The EB-5 program requires that each EB-5 investment create 10 or more jobs, so the total number of jobs created by a project is divided by the total number of EB-5 investors. All eligible jobs are counted, even if EB-5 funds represent only a small percentage of a project’s total capital stack. In other words, job creation is attributed only to EB-5 investors—thus, the smaller the number of EB-5 investors involved in a project, the easier it will be for them to create the 10 required jobs.
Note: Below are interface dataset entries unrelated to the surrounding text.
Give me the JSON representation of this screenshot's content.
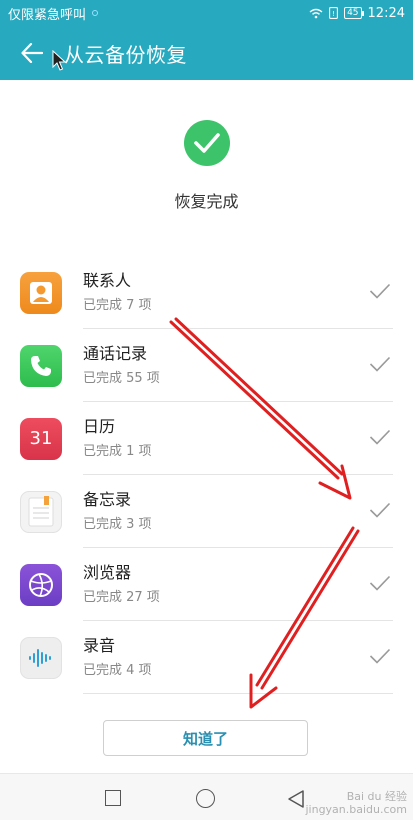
{
  "status_bar": {
    "carrier": "仅限紧急呼叫",
    "battery": "45",
    "time": "12:24"
  },
  "header": {
    "title": "从云备份恢复",
    "back_icon": "arrow-left-icon"
  },
  "result": {
    "icon": "check-circle-icon",
    "text": "恢复完成"
  },
  "items": [
    {
      "name": "联系人",
      "status": "已完成 7 项",
      "icon": "contacts-icon"
    },
    {
      "name": "通话记录",
      "status": "已完成 55 项",
      "icon": "phone-icon"
    },
    {
      "name": "日历",
      "status": "已完成 1 项",
      "icon": "calendar-icon",
      "icon_text": "31"
    },
    {
      "name": "备忘录",
      "status": "已完成 3 项",
      "icon": "memo-icon"
    },
    {
      "name": "浏览器",
      "status": "已完成 27 项",
      "icon": "browser-icon"
    },
    {
      "name": "录音",
      "status": "已完成 4 项",
      "icon": "recorder-icon"
    }
  ],
  "button": {
    "label": "知道了"
  },
  "watermark": {
    "line1": "Bai du 经验",
    "line2": "jingyan.baidu.com"
  },
  "colors": {
    "accent": "#27a9bf",
    "success": "#3dc36a",
    "annotation_arrow": "#e02020"
  }
}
Even though United States Citizenship and Immigration Services (USCIS) requires all EB-5 investors to create a minimum of 10 jobs, the employment calculation procedures for regional center-sponsored and direct investment projects are quite different. Regional center investors are allowed to count indirect and induced employment in addition to the jobs directly created by the project. Induced and indirect jobs are a result of the spending made by the EB-5 project and its employees in the locality. These expenditures create jobs by strengthening the local economy. In contrast, direct EB-5 investors can only count direct employment toward creating the 10 necessary jobs. All direct jobs must be created by the new commercial enterprise (NCE) and appear on its payroll. These are usually operational positions associated with the NCE.
Since it is much easier to generate the 10 jobs through a combination of direct, indirect, and induced employment, most EB-5 investors gravitate toward regional center-sponsored projects. Many regional center projects plan on creating much more than 10 jobs per EB-5 investor, which significantly mitigates the associated immigration risk.
Moreover, each job generated by EB-5 investment capital must be a full-time position that lasts at least two years. Investors should note that the position itself must last for two years but does not need to be filled by the same employee during that period.